**Assignment:** The entries below should be output exactly as written.

**Data:**
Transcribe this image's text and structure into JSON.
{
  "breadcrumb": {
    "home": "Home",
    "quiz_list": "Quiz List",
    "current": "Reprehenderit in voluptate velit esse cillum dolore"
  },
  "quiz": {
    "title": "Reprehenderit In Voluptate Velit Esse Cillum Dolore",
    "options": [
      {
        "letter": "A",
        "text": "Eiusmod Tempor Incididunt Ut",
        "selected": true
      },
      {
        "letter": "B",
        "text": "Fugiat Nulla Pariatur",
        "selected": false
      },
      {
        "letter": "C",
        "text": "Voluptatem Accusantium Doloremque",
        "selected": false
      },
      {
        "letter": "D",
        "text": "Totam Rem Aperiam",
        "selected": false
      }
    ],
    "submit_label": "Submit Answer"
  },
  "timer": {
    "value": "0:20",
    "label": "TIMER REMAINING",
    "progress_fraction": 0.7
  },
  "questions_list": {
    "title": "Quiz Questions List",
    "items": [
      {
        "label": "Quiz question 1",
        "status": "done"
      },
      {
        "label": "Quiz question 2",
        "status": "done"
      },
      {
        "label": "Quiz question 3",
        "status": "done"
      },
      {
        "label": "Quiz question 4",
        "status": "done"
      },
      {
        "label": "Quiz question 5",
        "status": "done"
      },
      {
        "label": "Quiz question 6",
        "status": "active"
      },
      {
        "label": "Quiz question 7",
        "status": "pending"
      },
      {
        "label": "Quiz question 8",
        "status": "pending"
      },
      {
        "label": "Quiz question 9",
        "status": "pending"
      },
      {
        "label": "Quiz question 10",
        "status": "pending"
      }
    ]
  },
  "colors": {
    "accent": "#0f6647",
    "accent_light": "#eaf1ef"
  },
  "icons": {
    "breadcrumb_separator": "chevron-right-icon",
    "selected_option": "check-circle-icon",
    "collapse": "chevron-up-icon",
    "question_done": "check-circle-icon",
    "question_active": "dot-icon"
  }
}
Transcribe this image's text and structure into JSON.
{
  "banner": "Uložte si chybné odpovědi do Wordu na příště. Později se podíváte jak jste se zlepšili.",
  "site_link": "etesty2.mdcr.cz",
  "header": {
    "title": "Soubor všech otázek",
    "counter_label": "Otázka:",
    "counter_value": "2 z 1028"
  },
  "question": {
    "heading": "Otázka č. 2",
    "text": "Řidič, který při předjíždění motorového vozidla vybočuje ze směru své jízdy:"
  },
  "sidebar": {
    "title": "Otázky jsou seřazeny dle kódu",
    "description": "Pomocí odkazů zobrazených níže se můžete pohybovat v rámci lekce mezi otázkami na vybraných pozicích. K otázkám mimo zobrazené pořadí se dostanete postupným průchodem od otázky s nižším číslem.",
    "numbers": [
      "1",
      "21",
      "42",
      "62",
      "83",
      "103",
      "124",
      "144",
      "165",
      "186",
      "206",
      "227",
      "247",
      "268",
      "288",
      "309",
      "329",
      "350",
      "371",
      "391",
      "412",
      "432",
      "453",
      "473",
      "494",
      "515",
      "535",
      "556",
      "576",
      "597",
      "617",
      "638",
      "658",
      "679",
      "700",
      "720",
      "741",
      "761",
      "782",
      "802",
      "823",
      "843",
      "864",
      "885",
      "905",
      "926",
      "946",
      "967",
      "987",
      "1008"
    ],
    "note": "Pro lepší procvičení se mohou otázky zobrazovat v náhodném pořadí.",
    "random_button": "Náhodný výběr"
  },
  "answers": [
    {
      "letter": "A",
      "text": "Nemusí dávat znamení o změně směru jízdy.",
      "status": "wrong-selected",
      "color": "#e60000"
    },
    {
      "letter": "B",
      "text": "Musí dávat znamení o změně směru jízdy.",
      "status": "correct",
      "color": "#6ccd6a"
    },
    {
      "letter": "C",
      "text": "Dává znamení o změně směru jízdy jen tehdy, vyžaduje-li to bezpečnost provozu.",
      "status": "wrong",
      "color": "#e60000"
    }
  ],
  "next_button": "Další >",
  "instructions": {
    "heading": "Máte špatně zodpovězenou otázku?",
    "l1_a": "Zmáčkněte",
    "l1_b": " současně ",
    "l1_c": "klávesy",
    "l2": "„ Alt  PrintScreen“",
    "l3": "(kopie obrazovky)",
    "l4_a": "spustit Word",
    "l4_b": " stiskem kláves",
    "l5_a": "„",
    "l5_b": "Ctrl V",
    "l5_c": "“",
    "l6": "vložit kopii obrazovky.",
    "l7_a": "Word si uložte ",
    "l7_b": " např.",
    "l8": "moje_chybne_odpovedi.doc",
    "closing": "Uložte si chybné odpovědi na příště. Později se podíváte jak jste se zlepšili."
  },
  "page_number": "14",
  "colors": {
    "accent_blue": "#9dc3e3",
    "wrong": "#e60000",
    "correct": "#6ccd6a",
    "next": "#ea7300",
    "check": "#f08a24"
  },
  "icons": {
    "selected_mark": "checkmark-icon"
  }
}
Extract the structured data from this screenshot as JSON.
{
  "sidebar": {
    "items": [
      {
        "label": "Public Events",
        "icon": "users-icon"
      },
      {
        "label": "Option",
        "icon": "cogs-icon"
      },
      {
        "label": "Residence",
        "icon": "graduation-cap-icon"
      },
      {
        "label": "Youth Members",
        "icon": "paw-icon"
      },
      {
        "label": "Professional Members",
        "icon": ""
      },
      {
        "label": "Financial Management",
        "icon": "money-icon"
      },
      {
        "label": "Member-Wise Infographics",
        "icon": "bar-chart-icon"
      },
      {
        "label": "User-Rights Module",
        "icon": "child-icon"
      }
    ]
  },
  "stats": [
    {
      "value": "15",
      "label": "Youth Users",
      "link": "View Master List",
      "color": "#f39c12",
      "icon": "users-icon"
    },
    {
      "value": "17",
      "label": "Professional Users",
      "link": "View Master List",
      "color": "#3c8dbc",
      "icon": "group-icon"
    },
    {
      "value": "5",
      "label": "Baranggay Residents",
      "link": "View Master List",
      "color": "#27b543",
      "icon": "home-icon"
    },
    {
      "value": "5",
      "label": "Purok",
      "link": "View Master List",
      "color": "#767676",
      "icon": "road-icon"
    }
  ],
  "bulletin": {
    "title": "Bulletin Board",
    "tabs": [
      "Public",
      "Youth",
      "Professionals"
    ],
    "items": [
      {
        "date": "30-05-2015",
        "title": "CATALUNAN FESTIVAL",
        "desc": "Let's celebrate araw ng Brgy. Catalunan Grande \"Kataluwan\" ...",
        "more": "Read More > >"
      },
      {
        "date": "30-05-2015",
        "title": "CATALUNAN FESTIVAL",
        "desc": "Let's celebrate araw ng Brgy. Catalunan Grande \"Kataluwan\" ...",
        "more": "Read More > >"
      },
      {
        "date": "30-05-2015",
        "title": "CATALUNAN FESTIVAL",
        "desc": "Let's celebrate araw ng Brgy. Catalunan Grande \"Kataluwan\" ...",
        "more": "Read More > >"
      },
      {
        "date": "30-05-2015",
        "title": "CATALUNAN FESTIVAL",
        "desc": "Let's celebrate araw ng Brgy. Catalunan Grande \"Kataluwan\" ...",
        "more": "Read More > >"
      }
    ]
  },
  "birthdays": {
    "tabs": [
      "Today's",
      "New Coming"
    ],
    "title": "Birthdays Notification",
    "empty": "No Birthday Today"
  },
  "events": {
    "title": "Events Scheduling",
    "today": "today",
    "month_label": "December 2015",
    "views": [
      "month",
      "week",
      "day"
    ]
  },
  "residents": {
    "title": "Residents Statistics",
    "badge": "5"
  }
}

**Written solution:**
Transcribe this image's text and structure into JSON.
{
  "breadcrumb": {
    "home": "Home",
    "quiz_list": "Quiz List",
    "current": "Reprehenderit in voluptate velit esse cillum dolore"
  },
  "quiz": {
    "title": "Reprehenderit In Voluptate Velit Esse Cillum Dolore",
    "options": [
      {
        "letter": "A",
        "text": "Eiusmod Tempor Incididunt Ut",
        "selected": true
      },
      {
        "letter": "B",
        "text": "Fugiat Nulla Pariatur",
        "selected": false
      },
      {
        "letter": "C",
        "text": "Voluptatem Accusantium Doloremque",
        "selected": false
      },
      {
        "letter": "D",
        "text": "Totam Rem Aperiam",
        "selected": false
      }
    ],
    "submit_label": "Submit Answer"
  },
  "timer": {
    "value": "0:20",
    "label": "TIMER REMAINING",
    "progress_fraction": 0.7
  },
  "questions_list": {
    "title": "Quiz Questions List",
    "items": [
      {
        "label": "Quiz question 1",
        "status": "done"
      },
      {
        "label": "Quiz question 2",
        "status": "done"
      },
      {
        "label": "Quiz question 3",
        "status": "done"
      },
      {
        "label": "Quiz question 4",
        "status": "done"
      },
      {
        "label": "Quiz question 5",
        "status": "done"
      },
      {
        "label": "Quiz question 6",
        "status": "active"
      },
      {
        "label": "Quiz question 7",
        "status": "pending"
      },
      {
        "label": "Quiz question 8",
        "status": "pending"
      },
      {
        "label": "Quiz question 9",
        "status": "pending"
      },
      {
        "label": "Quiz question 10",
        "status": "pending"
      }
    ]
  },
  "colors": {
    "accent": "#0f6647",
    "accent_light": "#eaf1ef"
  },
  "icons": {
    "breadcrumb_separator": "chevron-right-icon",
    "selected_option": "check-circle-icon",
    "collapse": "chevron-up-icon",
    "question_done": "check-circle-icon",
    "question_active": "dot-icon"
  }
}
Transcribe this image's text and structure into JSON.
{
  "banner": "Uložte si chybné odpovědi do Wordu na příště. Později se podíváte jak jste se zlepšili.",
  "site_link": "etesty2.mdcr.cz",
  "header": {
    "title": "Soubor všech otázek",
    "counter_label": "Otázka:",
    "counter_value": "2 z 1028"
  },
  "question": {
    "heading": "Otázka č. 2",
    "text": "Řidič, který při předjíždění motorového vozidla vybočuje ze směru své jízdy:"
  },
  "sidebar": {
    "title": "Otázky jsou seřazeny dle kódu",
    "description": "Pomocí odkazů zobrazených níže se můžete pohybovat v rámci lekce mezi otázkami na vybraných pozicích. K otázkám mimo zobrazené pořadí se dostanete postupným průchodem od otázky s nižším číslem.",
    "numbers": [
      "1",
      "21",
      "42",
      "62",
      "83",
      "103",
      "124",
      "144",
      "165",
      "186",
      "206",
      "227",
      "247",
      "268",
      "288",
      "309",
      "329",
      "350",
      "371",
      "391",
      "412",
      "432",
      "453",
      "473",
      "494",
      "515",
      "535",
      "556",
      "576",
      "597",
      "617",
      "638",
      "658",
      "679",
      "700",
      "720",
      "741",
      "761",
      "782",
      "802",
      "823",
      "843",
      "864",
      "885",
      "905",
      "926",
      "946",
      "967",
      "987",
      "1008"
    ],
    "note": "Pro lepší procvičení se mohou otázky zobrazovat v náhodném pořadí.",
    "random_button": "Náhodný výběr"
  },
  "answers": [
    {
      "letter": "A",
      "text": "Nemusí dávat znamení o změně směru jízdy.",
      "status": "wrong-selected",
      "color": "#e60000"
    },
    {
      "letter": "B",
      "text": "Musí dávat znamení o změně směru jízdy.",
      "status": "correct",
      "color": "#6ccd6a"
    },
    {
      "letter": "C",
      "text": "Dává znamení o změně směru jízdy jen tehdy, vyžaduje-li to bezpečnost provozu.",
      "status": "wrong",
      "color": "#e60000"
    }
  ],
  "next_button": "Další >",
  "instructions": {
    "heading": "Máte špatně zodpovězenou otázku?",
    "l1_a": "Zmáčkněte",
    "l1_b": " současně ",
    "l1_c": "klávesy",
    "l2": "„ Alt  PrintScreen“",
    "l3": "(kopie obrazovky)",
    "l4_a": "spustit Word",
    "l4_b": " stiskem kláves",
    "l5_a": "„",
    "l5_b": "Ctrl V",
    "l5_c": "“",
    "l6": "vložit kopii obrazovky.",
    "l7_a": "Word si uložte ",
    "l7_b": " např.",
    "l8": "moje_chybne_odpovedi.doc",
    "closing": "Uložte si chybné odpovědi na příště. Později se podíváte jak jste se zlepšili."
  },
  "page_number": "14",
  "colors": {
    "accent_blue": "#9dc3e3",
    "wrong": "#e60000",
    "correct": "#6ccd6a",
    "next": "#ea7300",
    "check": "#f08a24"
  },
  "icons": {
    "selected_mark": "checkmark-icon"
  }
}
Extract the structured data from this screenshot as JSON.
{
  "sidebar": {
    "items": [
      {
        "label": "Public Events",
        "icon": "users-icon"
      },
      {
        "label": "Option",
        "icon": "cogs-icon"
      },
      {
        "label": "Residence",
        "icon": "graduation-cap-icon"
      },
      {
        "label": "Youth Members",
        "icon": "paw-icon"
      },
      {
        "label": "Professional Members",
        "icon": ""
      },
      {
        "label": "Financial Management",
        "icon": "money-icon"
      },
      {
        "label": "Member-Wise Infographics",
        "icon": "bar-chart-icon"
      },
      {
        "label": "User-Rights Module",
        "icon": "child-icon"
      }
    ]
  },
  "stats": [
    {
      "value": "15",
      "label": "Youth Users",
      "link": "View Master List",
      "color": "#f39c12",
      "icon": "users-icon"
    },
    {
      "value": "17",
      "label": "Professional Users",
      "link": "View Master List",
      "color": "#3c8dbc",
      "icon": "group-icon"
    },
    {
      "value": "5",
      "label": "Baranggay Residents",
      "link": "View Master List",
      "color": "#27b543",
      "icon": "home-icon"
    },
    {
      "value": "5",
      "label": "Purok",
      "link": "View Master List",
      "color": "#767676",
      "icon": "road-icon"
    }
  ],
  "bulletin": {
    "title": "Bulletin Board",
    "tabs": [
      "Public",
      "Youth",
      "Professionals"
    ],
    "items": [
      {
        "date": "30-05-2015",
        "title": "CATALUNAN FESTIVAL",
        "desc": "Let's celebrate araw ng Brgy. Catalunan Grande \"Kataluwan\" ...",
        "more": "Read More > >"
      },
      {
        "date": "30-05-2015",
        "title": "CATALUNAN FESTIVAL",
        "desc": "Let's celebrate araw ng Brgy. Catalunan Grande \"Kataluwan\" ...",
        "more": "Read More > >"
      },
      {
        "date": "30-05-2015",
        "title": "CATALUNAN FESTIVAL",
        "desc": "Let's celebrate araw ng Brgy. Catalunan Grande \"Kataluwan\" ...",
        "more": "Read More > >"
      },
      {
        "date": "30-05-2015",
        "title": "CATALUNAN FESTIVAL",
        "desc": "Let's celebrate araw ng Brgy. Catalunan Grande \"Kataluwan\" ...",
        "more": "Read More > >"
      }
    ]
  },
  "birthdays": {
    "tabs": [
      "Today's",
      "New Coming"
    ],
    "title": "Birthdays Notification",
    "empty": "No Birthday Today"
  },
  "events": {
    "title": "Events Scheduling",
    "today": "today",
    "month_label": "December 2015",
    "views": [
      "month",
      "week",
      "day"
    ]
  },
  "residents": {
    "title": "Residents Statistics",
    "badge": "5"
  }
}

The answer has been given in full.